The MSUM School of Performing Arts version of “The Full Monty” is an Americanized pop-rock musical stage version adapted from the 1997 British film of the same name. And they are bringing it to local audiences February 15 – 18 at the Hansen Theatre. All shows start at 7:30 p.m .
Nominated for ten Tony awards, “The Full Monty” is a based on a book by Terrence McNally, with an award-winning score by David Yazbek. It won a Drama Desk Award in 2001 for Outstanding Music. It has played all over the United States, had a very successful run in London, and continues all over the world, including in Denmark, Czech Republic, South Africa, and South Korea.
Rob Rendell, in “Talkin’ Broadway,” gave the Broadway and New Jersey runs of the show positive reviews, calling the shows “provocative” and lauding the “upbeat jazz-tinged score.”
Ben Brantley in “The New York Times,” says, of the Broadway run, “The warmth the evening gives off has less to do with the titillation of its central premise than with its enormous good will” and that audiences will love “the winning, ear-catching pop score.”
Songs in the production include “It’s a Woman’s World,” “The Goods,” “You Rule My World,” and “Let it Go.”
Craig Ellingson, Director of Theatre Arts and Dance at MSUM, says that this musical is “about heart and the indomitable human spirit.” In it “we see a group of people working through their fears, self-consciousness, and anxieties.” Oh, and he says, “By the way, it’s funny too!”
Ellingson says that selecting “The Full Monty” for local audiences was an easy choice, as “the book and the music are so well written. It is a great combination of strong characters and fun music.” The 1997 film, starring Robert Carlyle and Tom Wilkinson, was a big hit, and Ellingson explains that this version is “pretty true to the original premise,” except that it’s been reset to contemporary Buffalo, N.Y. and a few characters have been added.
“The Full Monty” tells the story of six unemployed steelworkers in Buffalo, who put together a strip act to raise money to pay their bills. The lead member thinks they can make money by giving audiences a performance similar to The Chippendales, but also going a little extra by doing it completely nude – “the fully monty!” Will they actually show audiences the naughty bits? The musical is, however, more about the process the characters undergo as they prepare for the potentially scandalous performance. They deal with relationship problems and various societal pressures. The show also tackles gender expectations and stereotypes with humor and honesty.
“Expect a bawdy and raucous time,” adds Ellingson, as he also reminds potential audiences that it does contain adult content. He further explains to expect “various levels of undress” in the show, “but no full nudity.”
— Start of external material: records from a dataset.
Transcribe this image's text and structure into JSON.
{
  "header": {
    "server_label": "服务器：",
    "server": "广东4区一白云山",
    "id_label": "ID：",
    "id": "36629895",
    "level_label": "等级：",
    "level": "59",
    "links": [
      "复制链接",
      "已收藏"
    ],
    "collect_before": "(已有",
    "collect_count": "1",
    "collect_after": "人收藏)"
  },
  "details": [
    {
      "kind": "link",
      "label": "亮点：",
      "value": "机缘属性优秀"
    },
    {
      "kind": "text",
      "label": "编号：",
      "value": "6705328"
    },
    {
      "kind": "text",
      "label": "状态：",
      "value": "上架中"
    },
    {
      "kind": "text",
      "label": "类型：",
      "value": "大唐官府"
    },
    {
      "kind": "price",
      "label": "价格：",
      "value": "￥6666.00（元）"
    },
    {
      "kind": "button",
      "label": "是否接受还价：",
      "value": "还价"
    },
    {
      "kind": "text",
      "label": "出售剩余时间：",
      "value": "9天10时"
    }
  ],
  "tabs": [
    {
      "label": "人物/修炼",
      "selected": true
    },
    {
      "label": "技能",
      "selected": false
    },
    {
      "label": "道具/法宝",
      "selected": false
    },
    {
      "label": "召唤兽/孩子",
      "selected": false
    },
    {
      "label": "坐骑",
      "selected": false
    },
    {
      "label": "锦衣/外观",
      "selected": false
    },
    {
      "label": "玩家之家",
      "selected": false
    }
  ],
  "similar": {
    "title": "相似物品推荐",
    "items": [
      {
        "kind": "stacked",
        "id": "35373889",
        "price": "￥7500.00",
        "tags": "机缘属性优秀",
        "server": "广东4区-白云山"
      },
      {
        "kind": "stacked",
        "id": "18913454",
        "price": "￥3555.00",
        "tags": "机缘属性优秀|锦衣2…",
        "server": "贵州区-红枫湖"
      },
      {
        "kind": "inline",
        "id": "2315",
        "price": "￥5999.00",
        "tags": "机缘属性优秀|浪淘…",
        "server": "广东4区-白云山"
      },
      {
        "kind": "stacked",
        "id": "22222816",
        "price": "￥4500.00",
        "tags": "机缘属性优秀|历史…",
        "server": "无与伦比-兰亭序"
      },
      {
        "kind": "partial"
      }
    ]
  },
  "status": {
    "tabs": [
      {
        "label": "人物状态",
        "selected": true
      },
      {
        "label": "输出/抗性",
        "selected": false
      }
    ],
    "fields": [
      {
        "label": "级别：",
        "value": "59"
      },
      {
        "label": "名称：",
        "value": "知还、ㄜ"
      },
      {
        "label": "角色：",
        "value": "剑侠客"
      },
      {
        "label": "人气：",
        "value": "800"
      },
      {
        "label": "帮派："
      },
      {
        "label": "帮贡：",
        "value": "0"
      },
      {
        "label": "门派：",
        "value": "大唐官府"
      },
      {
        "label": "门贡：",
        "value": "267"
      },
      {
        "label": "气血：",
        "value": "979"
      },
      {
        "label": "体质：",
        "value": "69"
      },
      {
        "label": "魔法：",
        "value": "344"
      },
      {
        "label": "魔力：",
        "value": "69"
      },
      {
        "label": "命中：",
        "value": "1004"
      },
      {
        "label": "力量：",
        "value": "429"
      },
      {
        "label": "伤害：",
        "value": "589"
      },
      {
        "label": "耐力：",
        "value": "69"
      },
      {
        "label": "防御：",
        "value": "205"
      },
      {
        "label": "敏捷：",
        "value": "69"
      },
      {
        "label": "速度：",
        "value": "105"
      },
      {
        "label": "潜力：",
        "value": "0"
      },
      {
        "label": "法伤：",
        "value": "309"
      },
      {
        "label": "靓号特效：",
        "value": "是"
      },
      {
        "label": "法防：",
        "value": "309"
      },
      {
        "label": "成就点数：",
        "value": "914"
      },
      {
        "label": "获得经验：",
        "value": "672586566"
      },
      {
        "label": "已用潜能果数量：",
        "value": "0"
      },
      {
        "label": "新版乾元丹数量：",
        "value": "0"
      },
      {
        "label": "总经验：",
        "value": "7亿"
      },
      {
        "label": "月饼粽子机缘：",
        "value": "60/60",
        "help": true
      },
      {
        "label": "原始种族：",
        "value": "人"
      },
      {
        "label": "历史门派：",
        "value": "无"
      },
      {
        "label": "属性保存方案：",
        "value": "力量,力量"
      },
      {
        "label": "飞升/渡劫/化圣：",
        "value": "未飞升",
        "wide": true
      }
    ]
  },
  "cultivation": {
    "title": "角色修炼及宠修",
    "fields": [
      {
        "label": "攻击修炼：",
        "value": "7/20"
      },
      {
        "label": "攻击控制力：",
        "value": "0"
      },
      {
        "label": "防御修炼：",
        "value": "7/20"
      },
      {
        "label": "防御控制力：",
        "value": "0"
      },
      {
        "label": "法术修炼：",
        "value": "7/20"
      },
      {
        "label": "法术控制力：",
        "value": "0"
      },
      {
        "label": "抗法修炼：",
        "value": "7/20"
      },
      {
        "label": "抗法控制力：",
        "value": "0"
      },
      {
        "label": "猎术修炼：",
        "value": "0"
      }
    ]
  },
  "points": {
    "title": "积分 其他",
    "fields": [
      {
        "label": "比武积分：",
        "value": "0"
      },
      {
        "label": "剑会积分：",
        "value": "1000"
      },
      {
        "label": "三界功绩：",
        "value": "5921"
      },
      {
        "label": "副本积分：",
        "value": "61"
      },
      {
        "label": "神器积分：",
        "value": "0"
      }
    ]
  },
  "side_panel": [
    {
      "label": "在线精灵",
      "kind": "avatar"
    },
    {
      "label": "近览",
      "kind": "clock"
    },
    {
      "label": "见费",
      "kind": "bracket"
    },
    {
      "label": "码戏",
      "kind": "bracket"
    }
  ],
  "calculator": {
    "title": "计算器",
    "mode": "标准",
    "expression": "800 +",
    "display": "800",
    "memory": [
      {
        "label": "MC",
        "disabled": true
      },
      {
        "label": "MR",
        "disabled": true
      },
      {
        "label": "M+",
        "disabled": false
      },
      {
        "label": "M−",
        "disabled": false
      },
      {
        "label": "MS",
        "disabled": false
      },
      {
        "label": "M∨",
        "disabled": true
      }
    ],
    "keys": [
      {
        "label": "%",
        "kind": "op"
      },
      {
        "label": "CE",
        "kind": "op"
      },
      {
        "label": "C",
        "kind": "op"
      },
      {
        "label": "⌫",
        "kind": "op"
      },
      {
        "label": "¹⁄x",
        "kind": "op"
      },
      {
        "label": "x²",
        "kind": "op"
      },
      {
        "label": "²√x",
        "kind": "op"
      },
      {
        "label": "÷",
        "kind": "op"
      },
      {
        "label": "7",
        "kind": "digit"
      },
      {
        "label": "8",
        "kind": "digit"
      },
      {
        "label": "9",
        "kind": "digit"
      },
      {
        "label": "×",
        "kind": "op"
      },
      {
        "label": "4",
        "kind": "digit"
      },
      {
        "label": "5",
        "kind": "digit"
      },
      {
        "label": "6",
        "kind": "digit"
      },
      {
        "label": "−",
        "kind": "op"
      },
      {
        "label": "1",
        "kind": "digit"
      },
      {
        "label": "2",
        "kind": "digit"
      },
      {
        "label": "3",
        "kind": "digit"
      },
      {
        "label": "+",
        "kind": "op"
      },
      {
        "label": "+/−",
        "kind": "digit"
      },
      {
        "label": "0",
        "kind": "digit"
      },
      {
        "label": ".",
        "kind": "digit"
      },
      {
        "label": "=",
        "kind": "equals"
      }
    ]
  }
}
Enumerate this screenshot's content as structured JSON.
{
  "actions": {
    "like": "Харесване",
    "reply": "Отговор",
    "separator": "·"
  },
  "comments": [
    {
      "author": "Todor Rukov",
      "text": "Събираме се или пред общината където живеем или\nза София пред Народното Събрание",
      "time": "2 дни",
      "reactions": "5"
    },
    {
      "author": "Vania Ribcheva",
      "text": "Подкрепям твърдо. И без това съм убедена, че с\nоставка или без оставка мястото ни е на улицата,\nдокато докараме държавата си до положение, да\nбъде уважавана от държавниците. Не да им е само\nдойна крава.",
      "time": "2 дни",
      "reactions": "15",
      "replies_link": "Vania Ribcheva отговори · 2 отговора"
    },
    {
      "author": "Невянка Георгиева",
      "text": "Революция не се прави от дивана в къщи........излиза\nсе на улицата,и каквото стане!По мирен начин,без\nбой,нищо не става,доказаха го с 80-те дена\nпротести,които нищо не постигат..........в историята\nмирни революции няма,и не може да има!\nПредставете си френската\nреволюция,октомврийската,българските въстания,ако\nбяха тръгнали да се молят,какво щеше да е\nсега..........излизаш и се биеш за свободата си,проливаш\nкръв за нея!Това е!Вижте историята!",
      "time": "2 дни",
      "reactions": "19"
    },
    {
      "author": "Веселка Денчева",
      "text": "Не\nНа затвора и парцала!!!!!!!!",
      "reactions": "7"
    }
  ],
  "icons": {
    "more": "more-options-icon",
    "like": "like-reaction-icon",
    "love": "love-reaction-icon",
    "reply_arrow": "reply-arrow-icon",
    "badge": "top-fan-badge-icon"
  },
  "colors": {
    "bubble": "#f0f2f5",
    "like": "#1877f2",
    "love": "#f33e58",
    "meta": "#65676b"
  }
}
Christopher Knutson plays the lead in the production, as a down-and-out steel worker. He recently advanced to the final round of our regional Kennedy Center American College Theatre Festival, where he was awarded a special commendation from the Voice and Speech Trainers Association (VASTA).
Tickets are available online through the MSUM Box Office, or in person or phone. Tickets are also available at the door the night of the performance.
IF YOU GO
MSUM Theatre: “The Full Monty”
February 15-18, 7:30pm Hansen Theatre in the Roland Dille Center for the Arts
Contact: Craig Ellingson: email@example.com; 701-388-9382 MSUM
Box Office online: http://www.mnstate.edu/tickets; 218-477-2271
On August 14, The Bismarck Tribune reported that “A popular insecticide could be banned for agricultural use.” Popular as it may be I can think of a whole slew of adjectives that would be more appropriate like questionable,…
FARGO - A collection of memories from High Plains Reader's annual Cocktail Showdown. Participants were judged on creativity, flavor, and presentation; and this year we added a new category. Like years before, each establishment was…
by Greg Carlson
Elsie Fisher’s Kayla Day is the lonely but indefatigable middle-school protagonist of first-time feature filmmaker Bo Burnham’s “Eighth Grade,” a winning addition to the pantheon of the adolescent cinematic bildungsroman.…
by HPR Contributor
By Stella Mehlhoffstellamehlhoff@gmail.comAs I stared out of Guthrie Theater’s Amber room at a bird’s eye of the cityscape and river below, I hardly took in the night lights, my mind was too focused on the art I had just…
by Chris Larson
When I was first introduced to the traditional spirit of my ancestors, Akvavit (or aquavit), I never thought I’d ever find myself standing next to a giant “Viking” ship while comparing different brands of the “water of…
By Melissa Martinmelissamartincounselor@live.comThink back to one of your worst small decisions. Then answer the following questions:How did you make the decision?What happened after the decision?When did you know it was the worst…